The success of your business depends on your team members – so why not invest in proper coaching, training, and mentoring? One of the less-talked-about ways that insurance agency owners and leaders can improve business is by paying attention to the professional development of their staff—both agents and others in support roles like receptionists and customer service reps.
Depending on where an employee is in their tenure with your agency, they may need training, coaching, mentoring, or any combination of the three.
Stage 1: Training
The most crucial time that staff members need training is when they are first hired. You’ll need to show them the ropes on everything from how the coffeemaker works to the software you use to track prospects and current clients. Create and update a new-hire checklist and track what’s been covered as you go. Also, keep in mind that the early days of any new job can be a bit overwhelming, so be patient. Pairing your new hires with an instructor who is patient and kind will start everyone off on a good foot.
You may also need to train longer-term staff members from time to time on things like updated carrier rules, new software, or the latest insurance regulations. In addition to thinking about what each person needs to be trained on, you should also consider how each individual will learn best. Most adults learn through repetition, and the more complicated the topic, the more times you should plan to repeat a lesson.
Stage 2: Coaching
Coaching is more about shoring up skills than introducing new procedures. It’s about giving your staff the tools they need to be the best insurance salespeople or support staff possible and encouraging them to grow personally and professionally.
Topics could include things like:
- Establishing rapport with customers or prospects
- Closing a sale
- Defusing anger or frustration
- Supporting customers through tragic events

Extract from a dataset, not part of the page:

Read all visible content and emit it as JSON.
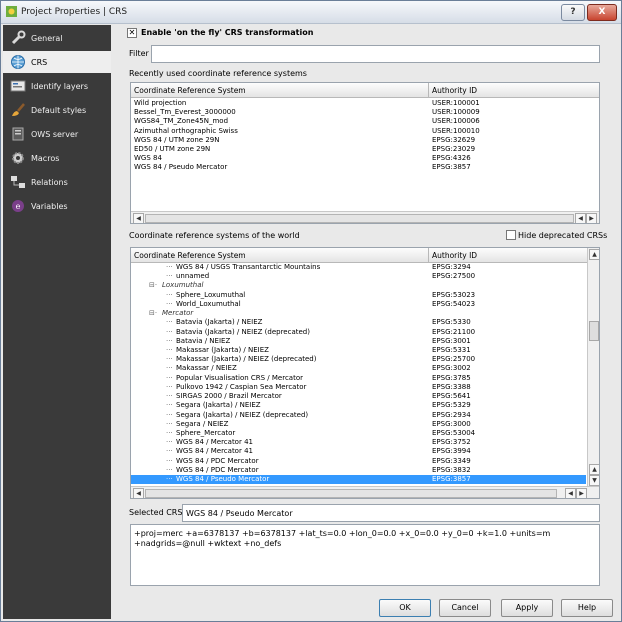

Coaching can be done one-on-one, or you can do it in small groups to create a team feeling. While you may have your own ideas of what someone needs to learn, be sure that you also ask for their input. Most of us know our weak areas, and it’s easier to buy into coaching if it’s covering something we already know we want to work on.
Stage 3: Mentoring
Adding a mentor into the mix can happen anywhere along the line, though for many it makes more sense to wait until they’ve been in the insurance business for at least a year. Mentorship is about helping your staff to see the bigger picture and create a vision of the success they want to achieve.
A good mentor not only has valuable knowledge and connections, but they also enjoy sharing those things and do so in a way that benefits their mentee.
You can’t force a mentor-mentee relationship, but you can support their establishment by talking about their value and suggesting pairings. Identify those in your agency or professional network who you think would make a good mentor and ask if they’d be willing to do so. (And reciprocate by offering to mentor someone for them.) Then, when a match seems appropriate, make an introduction and offer to buy the coffee.
Spend 15-30 minutes “rehearsing” with your staff member before their first meeting so they feel more comfortable going into it, and do a debrief afterward to reinforce their takeaways. There’s no guarantee that a real connection will form, but you can certainly play matchmaker and give a few nudges to keep things headed in a positive direction.
What about you? Hometown Quotes has a great resource available to all of our clients—our Regional Directors. All of them are experienced, successful insurance professionals who enjoy helping others succeed. Call us at 800.820.2981, and one of them will be there to help train, coach or mentor you to help you reach your goals.